Name: Mario Maltese
Title: CEO, Co-Founder
Companies: AVR, AQAV
Overtime: Maltese is a professional speaker, trainer, and author, specializing in improving the quality of AV design.
What’s in a name? Plenty, if you’re Mario Maltese. Trainer, advisor, and prolific industry speaker, he is still learning after many years in the AV industry.
Festooned with an array of letters after his name—CTS-D, CTSI, CQT, CQD—Maltese is perhaps best known as executive director, AQAV (The Association for Quality in Audio Visual Technology), the organization defining standards—AV 9000—for quality management systems, providing training on quality issues, and offering appraisal audits of AV systems and AV companies. The non-profit is dedicated to improving quality in AV design and integration. He also is the author of AV 9000: Defining Quality in Engineered Audio Visual Systems, a proposed standard for defining quality in engineered audiovisual systems.
But wait, there’s more. Maltese is the CEO/co-founder of AVR (Audio Visual Resources), providing third-party AV commissioning based on the AV 9000 Quality Management System. The company, ISO 9000 Certified, offers design/build AV integration, testing, verification, maintenance, repair, and installation of some of the nation’s premier audiovisual networks.
During Maltese’s 46 years in the AV industry, he has received numerous honors and garnered a reputation—he admitted—for telling the worst jokes. The New York native co-founded TSI in 1978, which went on to become the largest AV systems house in the New York metropolitan area. It all started after he received his MSEE (electrophysics degree) from Stevens Institute. The summer before he started on his BSEE in microwave engineering from Pratt Institute, fate intervened with a job for an AV contractor. “I was hooked,” he said. “AV is a lot of fun.”
A commissioned signal officer in the USAR, where he fulfilled duties that included training and maintenance management, Maltese took a job with Norcom Electronics where he snared a patent for an intercom talk-through unit in 1977. “It’s still made today,” he said. “It’s bulletproof and self-contained. It shows that if you’re doing a job right, you’re helping people to communicate, bringing the talker and listener together.”
Since then, there’s been so much more to his career. One of Maltese’s greatest achievements in the industry has been his successful InfoComm high-wire balancing act. Perhaps no one is both such a champion and critic of the organization as is he, pushing InfoComm’s educational arm toward embracing, in its training protocol, what he considers to be the mainstay of the AV industry’s future for system integrators, consultants, and dealers. And that, simply put, is the team approach.
“Before the turn of the century, I joined others when InfoComm was a volunteer organization,” he said. “Some educated and talented people created the Academy, and they were willing to share solutions with others. Then a few years ago, the focus of InfoComm’s educational arm changed to intellectual property, and the organization decided to own all the materials.”
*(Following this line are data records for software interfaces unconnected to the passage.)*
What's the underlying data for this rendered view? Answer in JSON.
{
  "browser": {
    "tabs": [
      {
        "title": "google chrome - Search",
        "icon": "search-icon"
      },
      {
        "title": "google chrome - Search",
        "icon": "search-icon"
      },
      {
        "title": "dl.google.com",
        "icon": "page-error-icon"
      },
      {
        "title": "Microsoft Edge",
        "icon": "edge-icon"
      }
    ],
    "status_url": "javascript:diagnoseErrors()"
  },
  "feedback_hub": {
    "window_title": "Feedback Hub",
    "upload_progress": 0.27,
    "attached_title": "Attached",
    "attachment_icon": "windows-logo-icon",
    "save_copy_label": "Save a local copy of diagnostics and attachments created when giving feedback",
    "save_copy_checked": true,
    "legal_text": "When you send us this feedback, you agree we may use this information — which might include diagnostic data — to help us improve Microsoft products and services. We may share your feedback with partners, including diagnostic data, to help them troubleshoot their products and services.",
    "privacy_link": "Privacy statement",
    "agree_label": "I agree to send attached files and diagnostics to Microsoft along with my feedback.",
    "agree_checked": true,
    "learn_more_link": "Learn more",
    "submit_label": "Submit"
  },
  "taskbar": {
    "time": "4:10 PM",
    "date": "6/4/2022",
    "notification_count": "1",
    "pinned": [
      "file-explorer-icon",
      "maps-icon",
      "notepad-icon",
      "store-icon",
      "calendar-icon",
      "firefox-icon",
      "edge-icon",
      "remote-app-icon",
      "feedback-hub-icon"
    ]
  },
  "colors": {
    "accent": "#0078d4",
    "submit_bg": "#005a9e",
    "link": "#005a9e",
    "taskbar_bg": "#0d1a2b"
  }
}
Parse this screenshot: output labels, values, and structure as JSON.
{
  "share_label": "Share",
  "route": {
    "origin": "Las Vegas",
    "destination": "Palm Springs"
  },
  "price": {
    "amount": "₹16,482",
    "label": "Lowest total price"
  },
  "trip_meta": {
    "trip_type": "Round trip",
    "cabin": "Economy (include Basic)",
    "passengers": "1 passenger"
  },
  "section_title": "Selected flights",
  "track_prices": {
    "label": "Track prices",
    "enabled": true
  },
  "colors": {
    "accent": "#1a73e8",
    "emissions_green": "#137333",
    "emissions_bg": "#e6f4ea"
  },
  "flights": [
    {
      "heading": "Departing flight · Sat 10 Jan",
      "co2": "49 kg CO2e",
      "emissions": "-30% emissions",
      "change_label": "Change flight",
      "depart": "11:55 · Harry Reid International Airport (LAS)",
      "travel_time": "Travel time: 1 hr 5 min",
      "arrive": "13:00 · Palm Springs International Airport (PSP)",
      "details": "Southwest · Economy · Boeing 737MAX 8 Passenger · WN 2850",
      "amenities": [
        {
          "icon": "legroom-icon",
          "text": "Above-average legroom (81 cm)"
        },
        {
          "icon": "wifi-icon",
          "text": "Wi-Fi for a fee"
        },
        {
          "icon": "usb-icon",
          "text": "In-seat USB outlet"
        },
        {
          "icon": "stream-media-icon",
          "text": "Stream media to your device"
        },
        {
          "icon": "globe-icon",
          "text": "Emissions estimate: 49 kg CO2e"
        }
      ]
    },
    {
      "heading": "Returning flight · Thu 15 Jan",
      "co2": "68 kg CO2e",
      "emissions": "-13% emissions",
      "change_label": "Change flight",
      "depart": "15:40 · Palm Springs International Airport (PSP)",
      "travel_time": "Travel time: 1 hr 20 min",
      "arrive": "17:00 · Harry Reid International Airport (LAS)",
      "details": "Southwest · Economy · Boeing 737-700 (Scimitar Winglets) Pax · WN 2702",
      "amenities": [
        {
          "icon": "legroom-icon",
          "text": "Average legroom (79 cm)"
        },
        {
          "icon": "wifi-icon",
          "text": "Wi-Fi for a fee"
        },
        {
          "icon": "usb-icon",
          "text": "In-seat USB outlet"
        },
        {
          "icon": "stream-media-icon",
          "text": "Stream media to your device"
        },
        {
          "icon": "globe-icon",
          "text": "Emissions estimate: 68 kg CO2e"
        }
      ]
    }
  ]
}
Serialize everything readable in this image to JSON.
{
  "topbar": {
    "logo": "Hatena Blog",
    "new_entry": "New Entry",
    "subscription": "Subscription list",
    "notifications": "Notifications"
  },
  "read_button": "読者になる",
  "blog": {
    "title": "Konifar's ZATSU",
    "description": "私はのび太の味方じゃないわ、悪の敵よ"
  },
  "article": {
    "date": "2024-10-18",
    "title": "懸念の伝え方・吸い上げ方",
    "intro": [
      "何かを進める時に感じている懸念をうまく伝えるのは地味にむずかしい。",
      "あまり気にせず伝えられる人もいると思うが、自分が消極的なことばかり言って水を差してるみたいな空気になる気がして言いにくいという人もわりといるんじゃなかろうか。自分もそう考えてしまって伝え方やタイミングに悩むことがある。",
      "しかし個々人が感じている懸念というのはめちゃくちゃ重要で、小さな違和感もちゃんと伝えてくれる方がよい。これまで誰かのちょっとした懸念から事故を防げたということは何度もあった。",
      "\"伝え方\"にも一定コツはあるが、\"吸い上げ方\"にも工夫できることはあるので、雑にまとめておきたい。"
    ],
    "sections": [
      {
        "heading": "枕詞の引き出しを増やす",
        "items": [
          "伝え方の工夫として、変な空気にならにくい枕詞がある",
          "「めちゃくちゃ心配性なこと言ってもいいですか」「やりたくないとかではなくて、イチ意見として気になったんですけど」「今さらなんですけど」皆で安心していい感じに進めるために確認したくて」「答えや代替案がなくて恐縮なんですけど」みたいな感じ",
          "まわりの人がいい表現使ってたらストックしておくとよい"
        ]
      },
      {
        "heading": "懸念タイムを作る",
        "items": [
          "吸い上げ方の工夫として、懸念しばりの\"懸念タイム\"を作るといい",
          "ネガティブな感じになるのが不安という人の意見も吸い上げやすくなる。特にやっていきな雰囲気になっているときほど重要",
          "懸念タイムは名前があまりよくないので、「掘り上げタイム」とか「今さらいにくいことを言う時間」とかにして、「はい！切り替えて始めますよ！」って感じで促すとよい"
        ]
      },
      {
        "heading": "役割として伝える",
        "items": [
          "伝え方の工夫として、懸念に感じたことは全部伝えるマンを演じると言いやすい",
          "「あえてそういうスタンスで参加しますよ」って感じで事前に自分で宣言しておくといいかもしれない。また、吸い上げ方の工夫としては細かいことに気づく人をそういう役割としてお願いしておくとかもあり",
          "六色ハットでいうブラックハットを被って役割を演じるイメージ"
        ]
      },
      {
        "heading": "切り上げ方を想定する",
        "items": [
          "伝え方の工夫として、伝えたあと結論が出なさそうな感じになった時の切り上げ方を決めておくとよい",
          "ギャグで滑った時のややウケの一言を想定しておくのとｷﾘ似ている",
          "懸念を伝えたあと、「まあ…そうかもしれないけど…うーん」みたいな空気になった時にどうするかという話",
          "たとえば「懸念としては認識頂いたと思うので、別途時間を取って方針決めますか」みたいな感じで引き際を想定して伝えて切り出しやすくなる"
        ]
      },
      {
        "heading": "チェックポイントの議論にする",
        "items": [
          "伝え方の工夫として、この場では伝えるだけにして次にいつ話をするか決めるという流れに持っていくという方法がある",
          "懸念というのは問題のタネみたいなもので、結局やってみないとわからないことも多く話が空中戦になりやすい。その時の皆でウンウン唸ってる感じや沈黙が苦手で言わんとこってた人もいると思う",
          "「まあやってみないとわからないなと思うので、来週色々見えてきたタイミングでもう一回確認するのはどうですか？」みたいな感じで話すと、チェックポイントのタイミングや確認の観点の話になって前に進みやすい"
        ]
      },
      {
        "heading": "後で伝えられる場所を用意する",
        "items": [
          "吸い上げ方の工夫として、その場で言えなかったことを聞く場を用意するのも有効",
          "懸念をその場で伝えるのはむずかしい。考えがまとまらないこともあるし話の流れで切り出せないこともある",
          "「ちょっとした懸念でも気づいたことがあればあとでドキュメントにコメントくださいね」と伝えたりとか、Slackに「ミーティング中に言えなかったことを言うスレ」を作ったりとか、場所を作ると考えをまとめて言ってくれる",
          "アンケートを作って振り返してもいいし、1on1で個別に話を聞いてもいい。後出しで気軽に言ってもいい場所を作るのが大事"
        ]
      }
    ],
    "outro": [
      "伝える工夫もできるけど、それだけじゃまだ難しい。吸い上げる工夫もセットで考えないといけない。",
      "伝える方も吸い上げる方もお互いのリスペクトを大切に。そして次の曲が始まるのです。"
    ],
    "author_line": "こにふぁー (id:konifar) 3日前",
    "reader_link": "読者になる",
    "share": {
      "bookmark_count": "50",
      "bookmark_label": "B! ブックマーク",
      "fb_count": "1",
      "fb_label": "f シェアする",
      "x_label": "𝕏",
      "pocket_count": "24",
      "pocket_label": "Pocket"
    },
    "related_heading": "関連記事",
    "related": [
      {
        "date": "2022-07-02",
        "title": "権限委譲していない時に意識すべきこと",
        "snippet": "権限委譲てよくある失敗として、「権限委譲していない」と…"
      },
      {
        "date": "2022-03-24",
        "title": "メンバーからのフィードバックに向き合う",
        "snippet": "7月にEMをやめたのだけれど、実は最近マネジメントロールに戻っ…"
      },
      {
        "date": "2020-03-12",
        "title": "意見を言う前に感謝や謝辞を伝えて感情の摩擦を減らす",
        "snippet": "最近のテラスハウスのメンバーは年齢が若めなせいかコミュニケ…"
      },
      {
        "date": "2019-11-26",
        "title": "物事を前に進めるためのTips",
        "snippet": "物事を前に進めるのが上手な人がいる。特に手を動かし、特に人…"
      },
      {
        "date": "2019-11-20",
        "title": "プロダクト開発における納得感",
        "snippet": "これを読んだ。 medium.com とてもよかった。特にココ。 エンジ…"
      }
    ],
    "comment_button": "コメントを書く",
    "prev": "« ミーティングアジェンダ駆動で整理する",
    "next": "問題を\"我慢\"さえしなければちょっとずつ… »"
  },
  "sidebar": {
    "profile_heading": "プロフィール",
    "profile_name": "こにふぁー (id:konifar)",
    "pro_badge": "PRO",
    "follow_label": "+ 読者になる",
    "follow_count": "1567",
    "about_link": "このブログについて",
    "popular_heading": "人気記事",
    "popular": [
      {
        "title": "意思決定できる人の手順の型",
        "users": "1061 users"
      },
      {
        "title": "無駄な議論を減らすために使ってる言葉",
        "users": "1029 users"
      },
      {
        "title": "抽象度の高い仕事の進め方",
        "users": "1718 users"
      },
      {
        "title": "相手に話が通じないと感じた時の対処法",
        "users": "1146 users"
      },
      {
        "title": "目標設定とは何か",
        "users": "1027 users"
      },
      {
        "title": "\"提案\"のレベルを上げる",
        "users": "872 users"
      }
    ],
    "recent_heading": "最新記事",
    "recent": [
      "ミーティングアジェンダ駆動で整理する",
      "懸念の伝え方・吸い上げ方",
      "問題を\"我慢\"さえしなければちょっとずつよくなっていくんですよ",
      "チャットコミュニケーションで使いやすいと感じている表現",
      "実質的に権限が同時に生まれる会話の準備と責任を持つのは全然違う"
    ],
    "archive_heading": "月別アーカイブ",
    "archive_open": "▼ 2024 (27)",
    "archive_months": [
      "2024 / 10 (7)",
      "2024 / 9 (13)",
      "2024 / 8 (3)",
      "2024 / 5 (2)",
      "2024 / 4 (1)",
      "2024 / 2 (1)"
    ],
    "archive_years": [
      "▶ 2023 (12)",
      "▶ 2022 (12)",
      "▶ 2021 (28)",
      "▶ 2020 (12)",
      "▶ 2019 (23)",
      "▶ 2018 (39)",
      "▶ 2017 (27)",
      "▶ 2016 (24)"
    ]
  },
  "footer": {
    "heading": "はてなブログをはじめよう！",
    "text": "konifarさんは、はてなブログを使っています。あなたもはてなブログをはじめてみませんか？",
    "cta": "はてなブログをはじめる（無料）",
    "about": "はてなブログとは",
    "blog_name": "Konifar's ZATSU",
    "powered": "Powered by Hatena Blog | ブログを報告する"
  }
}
But training is a hot commodity right now, Maltese argued, and the AV industry needs it now more than ever. “If you look at all those skills that an AV individual has to attain, the list goes beyond the career span in this industry. You need a team to do AV work. You need tiers of specialization because of how complicated the work has become. Technology keeps evolving beyond the capacity of what humans can follow.”
This transition from the individual to the team doesn’t negate the individual, but is salient to success, he said. “AV companies need both individual and team training. Companies need to ID the skillsets they want and to know what their processes are, the inputs and outputs.”
AV systems are filled with defects, Maltese noted. “At our last AQAV class on CQT, a student told us his company would have saved time and money if the training had been taken earlier. Jobsite hours drop dramatically with the proper training.”
Maltese gives a lot of credit to SynAudCon founders Carolyn and Don Davis and the current principals, Brenda and Pat Brown. “It’s the synergy, the sharing of the operational art that makes it so successful,” he said. “Brenda and Pat are at the cutting edge and have applied that synergy to accelerate the learning of audio technology in our industry. When people share knowledge, things roll along much more quickly.”
And Maltese himself will share with anyone who asks, consulting his substantial library for solutions. “Things are changing so fast in this industry. You have to learn, unlearn, and relearn,” he said. “Sure, I’ve got a lot of letters after my name but, as someone once said, ‘The learned soon find they are very well equipped to handle a world that no longer exists.’ I’m still learning from every class I go to or give. I try to structure classes so that students learn hands on, almost as much from the other students as they do from the instructor.”
With AV growing “like crazy,” one way to keep up is to teach. “I try to give people what they need. Quality is the indisputable cure for poor profits, dissatisfied clients, and poor morale in this industry. If we can address these issues of quality, customers will be delighted and AV professionals will feel good about what they do. That’s the message.”
Karen Mitchell is a freelance writer based in Boulder, CO.